There has been recent discussion in the press about the increasing pension gap between men and women at traditional retirement age and at the younger end of the career ladder. Some of these articles suggest that women/primary carers should delay taking their state pension in order to maximise the amount that they are entitled to or pay extra into their company pensions before taking a career break to care for children, hounds or elderly relatives.
These are sensible suggestions for women who (1) happen to be company employees with a decent group pension scheme and (2) possess a crystal ball or heightened life planning radar to predict when they might need to take a break from their illustrious careers.
This advice bugs me. My husband and I have both worked in the City for nearly 20 years, starting out in graduate roles at the same time (at similar salary levels) and progressing through the ranks in tandem. So far, so fair.

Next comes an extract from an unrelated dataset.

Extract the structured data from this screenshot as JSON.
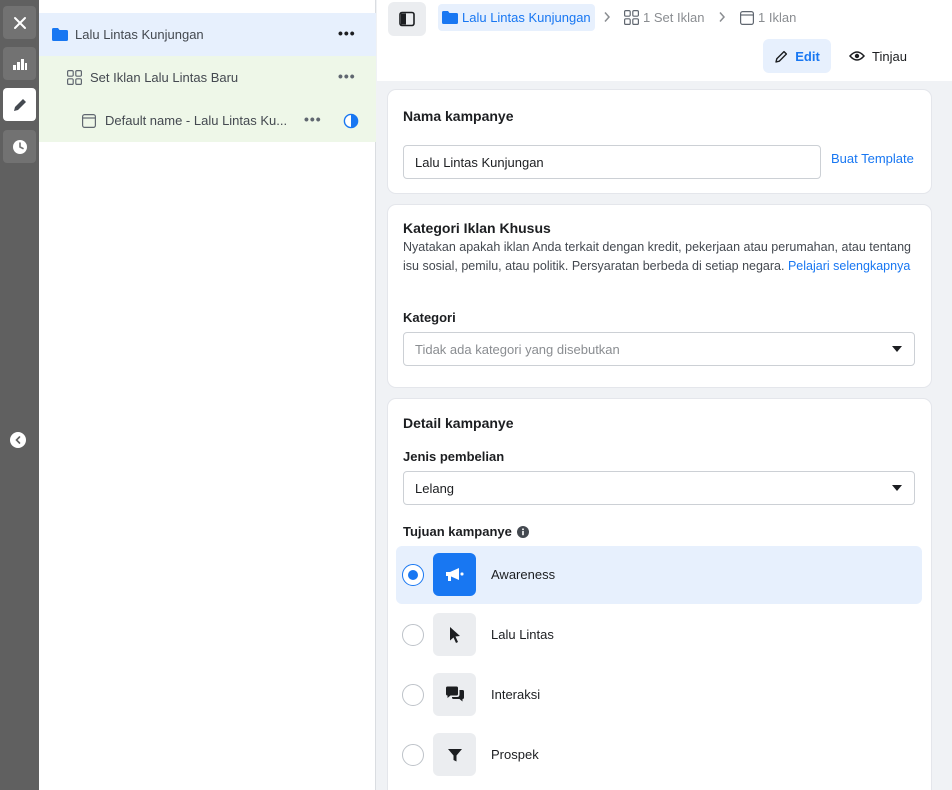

Once I fell pregnant with our eldest child, this activated a spiralling pension gap between us. We initially tried our best to juggle our stressful jobs whilst childcare costs haemorrhaged our household finances (this was in the dark ages when we were in the office on all working days). After each maternity leave, I tried doing a full time role on a 4 day working week (with a corresponding 20% pay cut and reduced pension contributions), but then my dad was diagnosed with Alzheimer’s disease and needed my support. I had reached my limit. I threw in the employee towel and became self-employed – working remotely from home in order to gain control over my workload and fitting it around caring for my children and dad.
My career trajectory is not unique. I know many primary carers who have quit work completely since having children or, like me, are seeking work-life balance by trying our hand at self-employment. I’m fortunate to be in a position where I have opened a SIPP and continue to make pension contributions into it, albeit erratically, such is the feast or famine nature of self-employment.
I’m convinced that we need to treat carer career breaks in the same way as a traditional retirement i.e. something that is going to happen and something that we need to prepare for from the start of our careers. We could wait for the Government to address this gender gap by making shared parental or elder care leave more financially enticing, but this is like waiting for Godot. I believe that we need to educate our children on personal finance from a young age so that they automatically top-up pension contributions from the start of their careers to cover potential future career breaks and enjoy the power of savings compounding. I’ve also opened a Junior SIPP for my 4 year old daughter (yes, a 4 year old has a pension!), just to give her a fighting chance of closing this gap.
Jasmina, a lawyer, and her husband, who works in Fintech, both work fully remotely to fit around parenting their two children, aged 4 and 9.